In Sustainable Energy - without the hot air, one of my main conclusions is "electrify everything" - in particular, I recommend electric vehicles. At a recent talk, someone in the audience said, yes, maybe electric cars are now viable. But surely you couldn't electrify freight? Leaving aside two possible answers (namely 1: for local freight deliveries, electric trucks are already genuinely in use, and are manufactured by a couple of companies in the UK; 2: we could make electric freight like eletric trolley buses, using overhead lines), I thought it would be interesting to investigate, using the same model I used for cars in my book, the possibility of making long-distance freight vehicles with on-board batteries.
The model assumes that energy goes into air resistance, into rolling resistance, and into brakes. The model includes regenerative brakes (assumed to be 50% efficient, round-trip), and includes energy inefficiency in the energy-conversion chains (from grid to battery and from battery to wheels). The frontal area is assumed to be 8.6 m2 and the freight carried is 26 tons. The other main assumptions are the distance between stops (500m? 5000m?) and the typical speed (50km/h? 100km/h?).

The figures above and below show the theoretical energy consumption (in kWh per ton-km) for two different batteries' energy densities (corresponding to lead acid and lithium), compared with a fossil fuel truck with the same frontal area and load, versus the range (ie the distance between refuelling stops). The top figure is for the case of 500 m distance twixt stops and 50 km/h speed. The bottom figure (just above) is for the case of 5000 m twixt stops and 100 km/h speed.

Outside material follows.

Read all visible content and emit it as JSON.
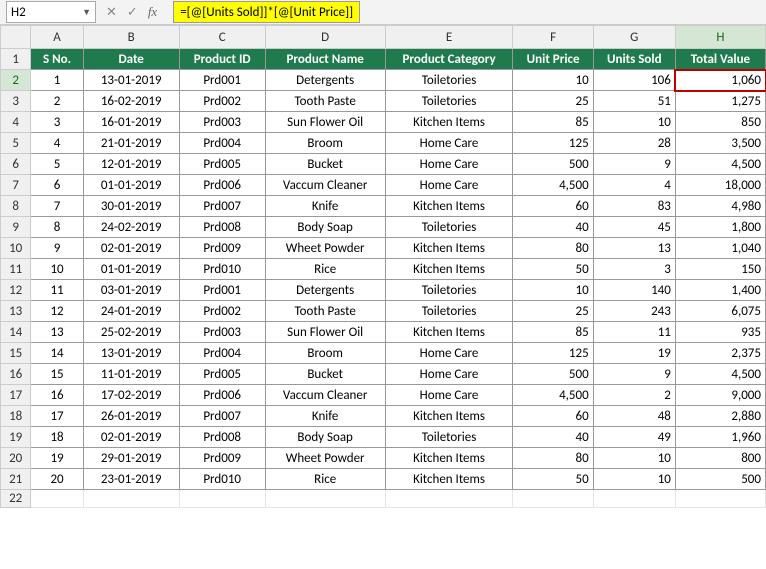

The bigger the battery, the bigger the range and the bigger the energy consumption. The main conclusion of these figures is that, on energy grounds, trucks with big batteries are viable. They are superior in energy consumption to the fossil fuel truck. (The point at the top, by the way, is the fossil fuel truck benchmark from the book, which is obtained from government statistics; the lower point is the theoretical performance of a fossil fuel truck according to the model. The latter is presumably lower because the former includes a load of empty-running journeys.)
Of course many other factors need to be borne in mind - could a truck stop provide a 120-kW outlet for charging each truck parked at the truck stop, for example? And what is the capital cost of the batteries? And could they be recycled?
But I find it interesting that in principle, long-distance electric trucks would be more energy-efficient than fossil-fuel trucks. As usual, I have declared one unit of grid electricity to have the same value as one unit of chemical energy. Yes, yes, with today's electricity mix in Britain, blah blah blah, inefficiencies in conversion, ... a factor of 2.4 or some such... But as usual I am focussing attention on the future energy system we should be building, not the details of today's obsolete fossil-fuel electricity system. We want to electrify transport in order to get the whole energy system off fossil fuels as much as possible.